TASK: Word for word, repeat the data that follows. Do not include the pictures.

GIVEN INFORMATION:
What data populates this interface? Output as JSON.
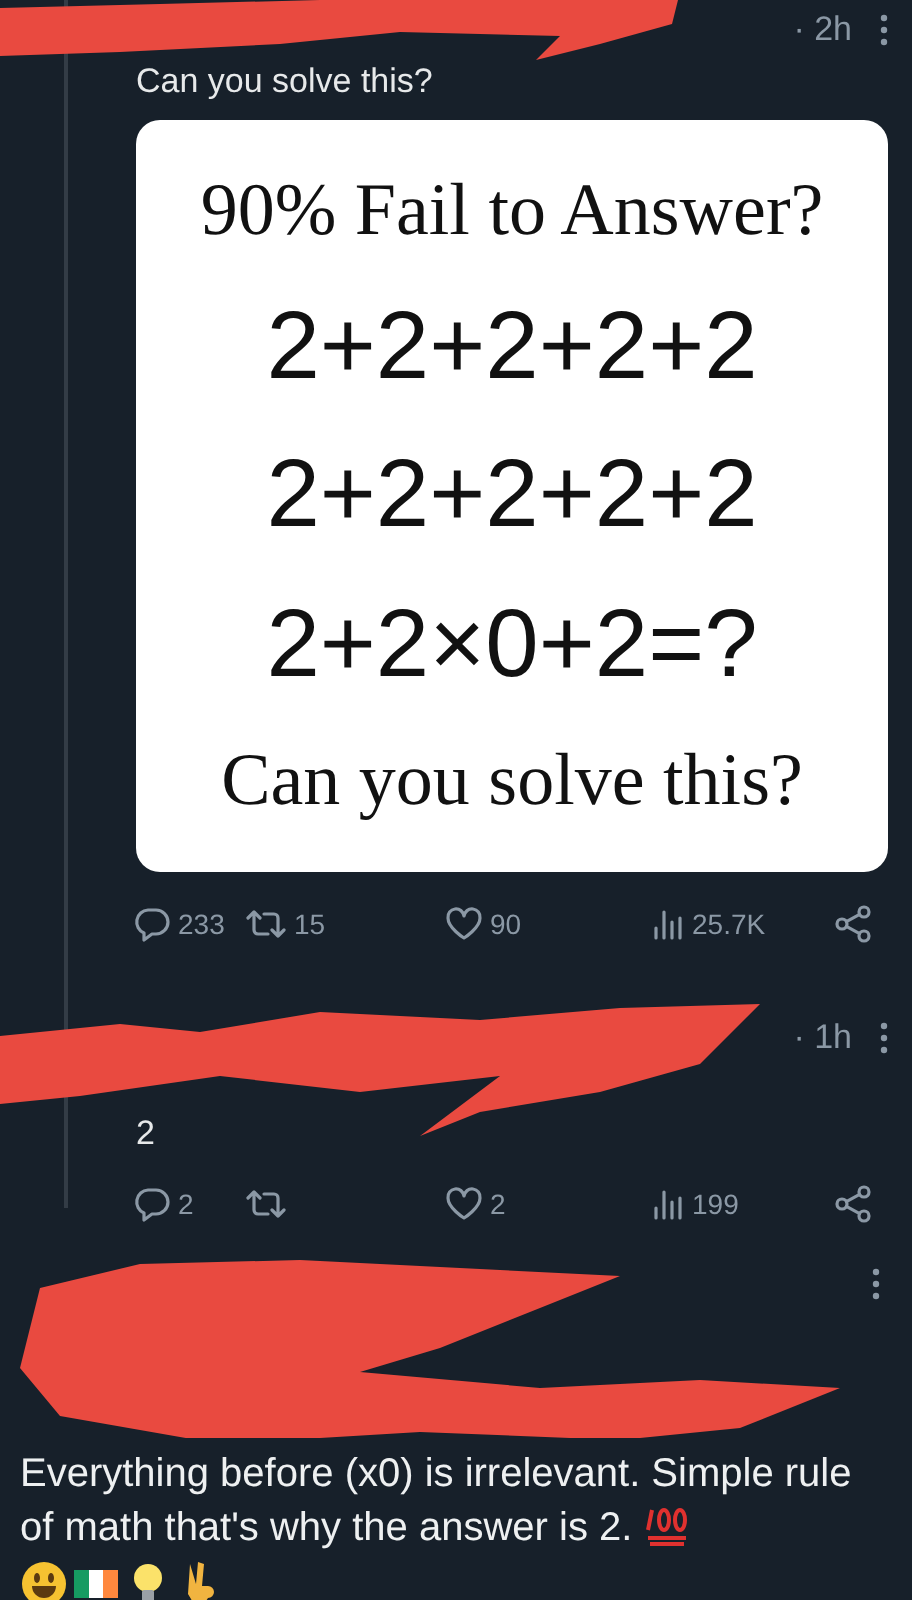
{
  "posts": [
    {
      "kind": "reply",
      "time": "· 2h",
      "text": "Can you solve this?",
      "image": {
        "lines": [
          {
            "kind": "title",
            "text": "90% Fail to Answer?"
          },
          {
            "kind": "math",
            "text": "2+2+2+2+2"
          },
          {
            "kind": "math",
            "text": "2+2+2+2+2"
          },
          {
            "kind": "math",
            "text": "2+2×0+2=?"
          },
          {
            "kind": "title",
            "text": "Can you solve this?"
          }
        ]
      },
      "actions": {
        "replies": "233",
        "reposts": "15",
        "likes": "90",
        "views": "25.7K"
      }
    },
    {
      "kind": "reply",
      "time": "· 1h",
      "text": "2",
      "actions": {
        "replies": "2",
        "likes": "2",
        "views": "199"
      }
    },
    {
      "kind": "focused",
      "text": "Everything before (x0) is irrelevant. Simple rule of math that's why the answer is 2."
    }
  ]
}
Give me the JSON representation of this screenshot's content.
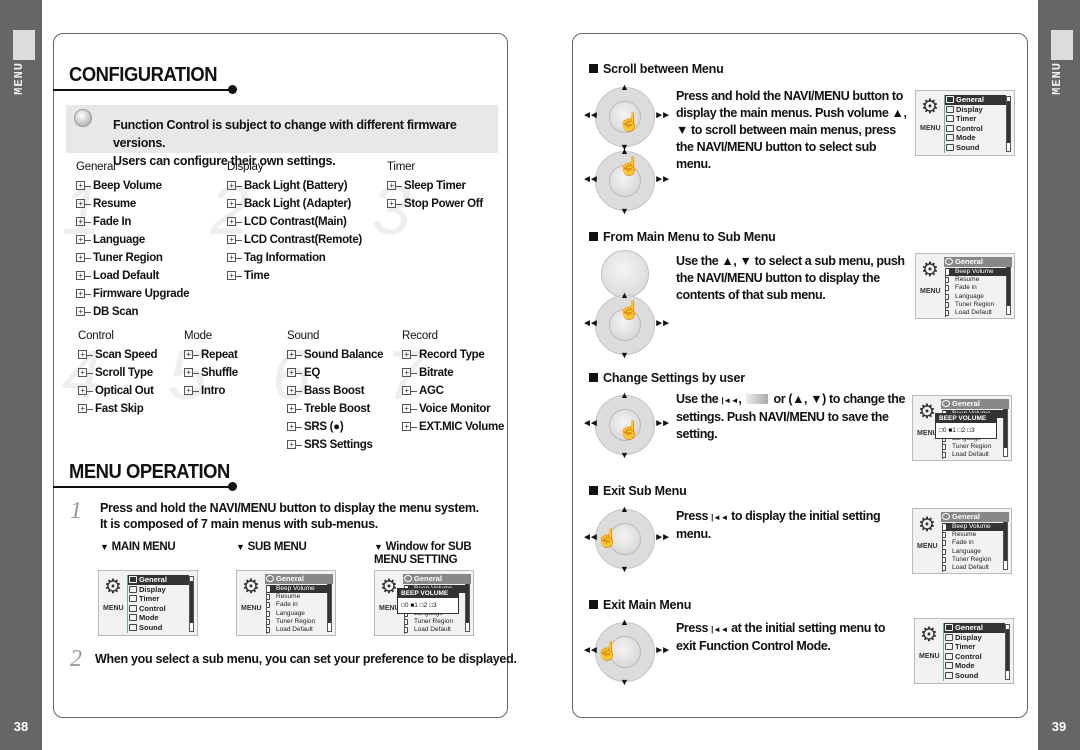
{
  "side_tabs": {
    "left": {
      "label": "MENU",
      "page_number": "38"
    },
    "right": {
      "label": "MENU",
      "page_number": "39"
    }
  },
  "configuration": {
    "title": "CONFIGURATION",
    "note": {
      "icon": "magnifier-icon",
      "line1": "Function Control is subject to change with different firmware versions.",
      "line2": "Users can configure their own settings."
    },
    "menus": [
      {
        "number": "1",
        "title": "General",
        "items": [
          "Beep Volume",
          "Resume",
          "Fade In",
          "Language",
          "Tuner Region",
          "Load Default",
          "Firmware Upgrade",
          "DB  Scan"
        ]
      },
      {
        "number": "2",
        "title": "Display",
        "items": [
          "Back Light (Battery)",
          "Back Light (Adapter)",
          "LCD Contrast(Main)",
          "LCD Contrast(Remote)",
          "Tag Information",
          "Time"
        ]
      },
      {
        "number": "3",
        "title": "Timer",
        "items": [
          "Sleep Timer",
          "Stop Power Off"
        ]
      },
      {
        "number": "4",
        "title": "Control",
        "items": [
          "Scan Speed",
          "Scroll Type",
          "Optical Out",
          "Fast Skip"
        ]
      },
      {
        "number": "5",
        "title": "Mode",
        "items": [
          "Repeat",
          "Shuffle",
          "Intro"
        ]
      },
      {
        "number": "6",
        "title": "Sound",
        "items": [
          "Sound Balance",
          "EQ",
          "Bass Boost",
          "Treble Boost",
          "SRS (●)",
          "SRS Settings"
        ]
      },
      {
        "number": "7",
        "title": "Record",
        "items": [
          "Record Type",
          "Bitrate",
          "AGC",
          "Voice Monitor",
          "EXT.MIC Volume"
        ]
      }
    ]
  },
  "menu_operation": {
    "title": "MENU OPERATION",
    "step1": {
      "number": "1",
      "line1": "Press and hold the NAVI/MENU button to display the menu system.",
      "line2": "It is composed of 7 main menus with sub-menus."
    },
    "captions": [
      "MAIN MENU",
      "SUB MENU",
      "Window for SUB MENU SETTING"
    ],
    "step2": {
      "number": "2",
      "text": "When you select a sub menu, you can set your preference to be displayed."
    }
  },
  "lcd": {
    "menu_label": "MENU",
    "main_menu_items": [
      "General",
      "Display",
      "Timer",
      "Control",
      "Mode",
      "Sound"
    ],
    "sub_menu_header": "General",
    "sub_menu_items": [
      "Beep Volume",
      "Resume",
      "Fade in",
      "Language",
      "Tuner Region",
      "Load Default"
    ],
    "popup_title": "BEEP VOLUME",
    "popup_options": "□0  ■1  □2  □3",
    "popup_selected": "1"
  },
  "right_page": {
    "sections": [
      {
        "title": "Scroll between Menu",
        "text": "Press and hold the NAVI/MENU button to display the main menus. Push volume ▲, ▼ to scroll between main menus, press the NAVI/MENU button to select sub menu."
      },
      {
        "title": "From Main Menu to Sub Menu",
        "text": "Use the ▲, ▼ to select a sub menu, push the NAVI/MENU button to display the contents of that sub menu."
      },
      {
        "title": "Change Settings by user",
        "text_a": "Use the",
        "text_b": "or (▲, ▼) to change the settings.  Push NAVI/MENU to save the setting."
      },
      {
        "title": "Exit Sub Menu",
        "text_a": "Press",
        "text_b": "to display the initial setting menu."
      },
      {
        "title": "Exit Main Menu",
        "text_a": "Press",
        "text_b": "at the initial setting menu to exit Function Control Mode."
      }
    ]
  },
  "glyphs": {
    "up": "▲",
    "down": "▼",
    "prev": "◄◄",
    "next": "►►",
    "hand": "☝",
    "gear": "⚙",
    "plus": "+",
    "prev_inline": "|◄◄"
  }
}
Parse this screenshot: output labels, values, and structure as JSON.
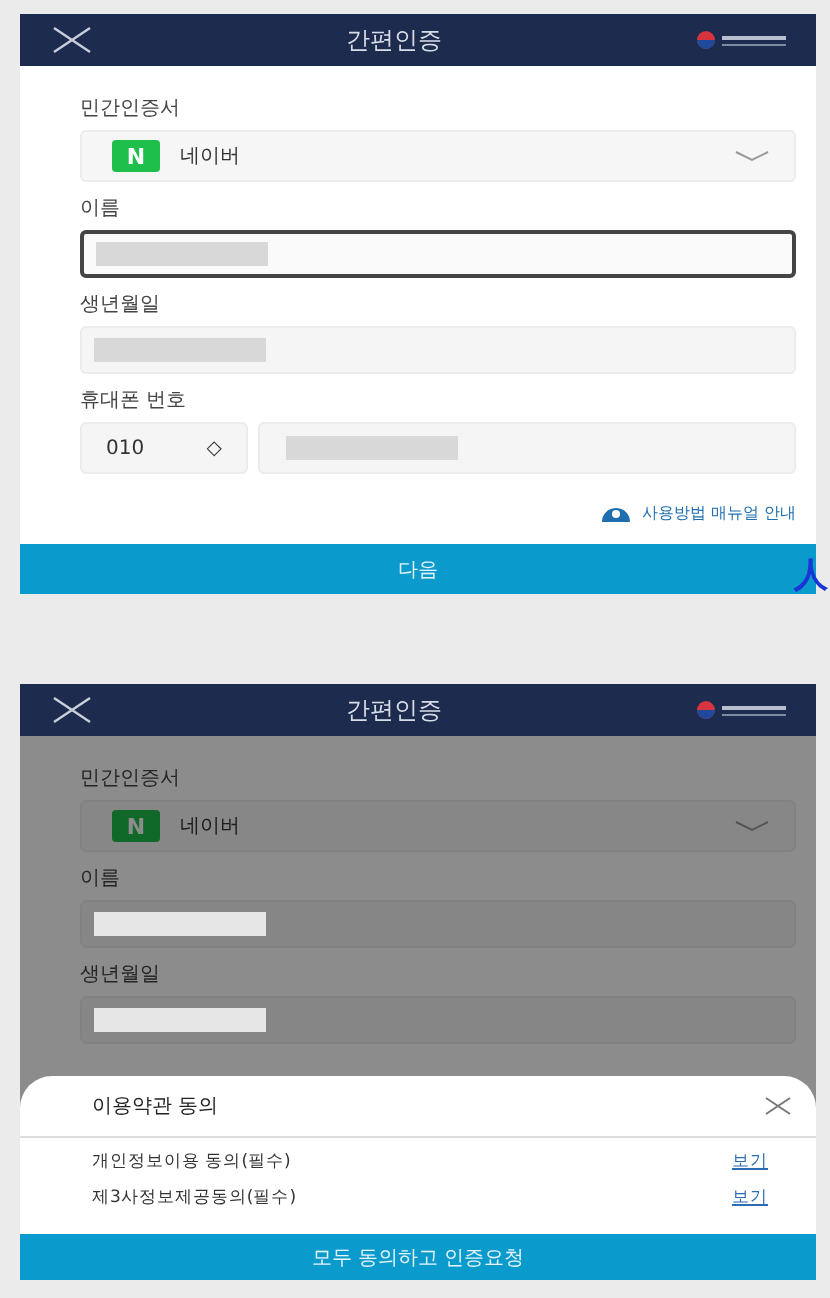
{
  "screens": [
    {
      "dimmed": false,
      "header": {
        "title": "간편인증"
      },
      "fields": [
        {
          "kind": "select",
          "label": "민간인증서",
          "badge": "N",
          "value": "네이버"
        },
        {
          "kind": "input",
          "label": "이름",
          "focused": true
        },
        {
          "kind": "input",
          "label": "생년월일",
          "focused": false
        },
        {
          "kind": "phone",
          "label": "휴대폰 번호",
          "prefix": "010",
          "spinner": "◇"
        }
      ],
      "manual_link": "사용방법 매뉴얼 안내",
      "next_button": "다음"
    },
    {
      "dimmed": true,
      "header": {
        "title": "간편인증"
      },
      "fields": [
        {
          "kind": "select",
          "label": "민간인증서",
          "badge": "N",
          "value": "네이버"
        },
        {
          "kind": "input",
          "label": "이름",
          "focused": false
        },
        {
          "kind": "input",
          "label": "생년월일",
          "focused": false
        }
      ],
      "sheet": {
        "title": "이용약관 동의",
        "items": [
          {
            "label": "개인정보이용 동의(필수)",
            "link": "보기"
          },
          {
            "label": "제3사정보제공동의(필수)",
            "link": "보기"
          }
        ],
        "button": "모두 동의하고 인증요청"
      }
    }
  ],
  "side_mark": "人"
}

EXPECTED ANSWER:
What data populates this interface? Output as JSON.
{
  "posts": [
    {
      "kind": "reply",
      "time": "· 2h",
      "text": "Can you solve this?",
      "image": {
        "lines": [
          {
            "kind": "title",
            "text": "90% Fail to Answer?"
          },
          {
            "kind": "math",
            "text": "2+2+2+2+2"
          },
          {
            "kind": "math",
            "text": "2+2+2+2+2"
          },
          {
            "kind": "math",
            "text": "2+2×0+2=?"
          },
          {
            "kind": "title",
            "text": "Can you solve this?"
          }
        ]
      },
      "actions": {
        "replies": "233",
        "reposts": "15",
        "likes": "90",
        "views": "25.7K"
      }
    },
    {
      "kind": "reply",
      "time": "· 1h",
      "text": "2",
      "actions": {
        "replies": "2",
        "likes": "2",
        "views": "199"
      }
    },
    {
      "kind": "focused",
      "text": "Everything before (x0) is irrelevant. Simple rule of math that's why the answer is 2."
    }
  ]
}
Give me the JSON representation of this screenshot's content.
{
  "side_tabs": {
    "left": {
      "label": "MENU",
      "page_number": "38"
    },
    "right": {
      "label": "MENU",
      "page_number": "39"
    }
  },
  "configuration": {
    "title": "CONFIGURATION",
    "note": {
      "icon": "magnifier-icon",
      "line1": "Function Control is subject to change with different firmware versions.",
      "line2": "Users can configure their own settings."
    },
    "menus": [
      {
        "number": "1",
        "title": "General",
        "items": [
          "Beep Volume",
          "Resume",
          "Fade In",
          "Language",
          "Tuner Region",
          "Load Default",
          "Firmware Upgrade",
          "DB  Scan"
        ]
      },
      {
        "number": "2",
        "title": "Display",
        "items": [
          "Back Light (Battery)",
          "Back Light (Adapter)",
          "LCD Contrast(Main)",
          "LCD Contrast(Remote)",
          "Tag Information",
          "Time"
        ]
      },
      {
        "number": "3",
        "title": "Timer",
        "items": [
          "Sleep Timer",
          "Stop Power Off"
        ]
      },
      {
        "number": "4",
        "title": "Control",
        "items": [
          "Scan Speed",
          "Scroll Type",
          "Optical Out",
          "Fast Skip"
        ]
      },
      {
        "number": "5",
        "title": "Mode",
        "items": [
          "Repeat",
          "Shuffle",
          "Intro"
        ]
      },
      {
        "number": "6",
        "title": "Sound",
        "items": [
          "Sound Balance",
          "EQ",
          "Bass Boost",
          "Treble Boost",
          "SRS (●)",
          "SRS Settings"
        ]
      },
      {
        "number": "7",
        "title": "Record",
        "items": [
          "Record Type",
          "Bitrate",
          "AGC",
          "Voice Monitor",
          "EXT.MIC Volume"
        ]
      }
    ]
  },
  "menu_operation": {
    "title": "MENU OPERATION",
    "step1": {
      "number": "1",
      "line1": "Press and hold the NAVI/MENU button to display the menu system.",
      "line2": "It is composed of 7 main menus with sub-menus."
    },
    "captions": [
      "MAIN MENU",
      "SUB MENU",
      "Window for SUB MENU SETTING"
    ],
    "step2": {
      "number": "2",
      "text": "When you select a sub menu, you can set your preference to be displayed."
    }
  },
  "lcd": {
    "menu_label": "MENU",
    "main_menu_items": [
      "General",
      "Display",
      "Timer",
      "Control",
      "Mode",
      "Sound"
    ],
    "sub_menu_header": "General",
    "sub_menu_items": [
      "Beep Volume",
      "Resume",
      "Fade in",
      "Language",
      "Tuner Region",
      "Load Default"
    ],
    "popup_title": "BEEP VOLUME",
    "popup_options": "□0  ■1  □2  □3",
    "popup_selected": "1"
  },
  "right_page": {
    "sections": [
      {
        "title": "Scroll between Menu",
        "text": "Press and hold the NAVI/MENU button to display the main menus. Push volume ▲, ▼ to scroll between main menus, press the NAVI/MENU button to select sub menu."
      },
      {
        "title": "From Main Menu to Sub Menu",
        "text": "Use the ▲, ▼ to select a sub menu, push the NAVI/MENU button to display the contents of that sub menu."
      },
      {
        "title": "Change Settings by user",
        "text_a": "Use the",
        "text_b": "or (▲, ▼) to change the settings.  Push NAVI/MENU to save the setting."
      },
      {
        "title": "Exit Sub Menu",
        "text_a": "Press",
        "text_b": "to display the initial setting menu."
      },
      {
        "title": "Exit Main Menu",
        "text_a": "Press",
        "text_b": "at the initial setting menu to exit Function Control Mode."
      }
    ]
  },
  "glyphs": {
    "up": "▲",
    "down": "▼",
    "prev": "◄◄",
    "next": "►►",
    "hand": "☝",
    "gear": "⚙",
    "plus": "+",
    "prev_inline": "|◄◄"
  }
}
Parse this screenshot: output labels, values, and structure as JSON.
{
  "screens": [
    {
      "dimmed": false,
      "header": {
        "title": "간편인증"
      },
      "fields": [
        {
          "kind": "select",
          "label": "민간인증서",
          "badge": "N",
          "value": "네이버"
        },
        {
          "kind": "input",
          "label": "이름",
          "focused": true
        },
        {
          "kind": "input",
          "label": "생년월일",
          "focused": false
        },
        {
          "kind": "phone",
          "label": "휴대폰 번호",
          "prefix": "010",
          "spinner": "◇"
        }
      ],
      "manual_link": "사용방법 매뉴얼 안내",
      "next_button": "다음"
    },
    {
      "dimmed": true,
      "header": {
        "title": "간편인증"
      },
      "fields": [
        {
          "kind": "select",
          "label": "민간인증서",
          "badge": "N",
          "value": "네이버"
        },
        {
          "kind": "input",
          "label": "이름",
          "focused": false
        },
        {
          "kind": "input",
          "label": "생년월일",
          "focused": false
        }
      ],
      "sheet": {
        "title": "이용약관 동의",
        "items": [
          {
            "label": "개인정보이용 동의(필수)",
            "link": "보기"
          },
          {
            "label": "제3사정보제공동의(필수)",
            "link": "보기"
          }
        ],
        "button": "모두 동의하고 인증요청"
      }
    }
  ],
  "side_mark": "人"
}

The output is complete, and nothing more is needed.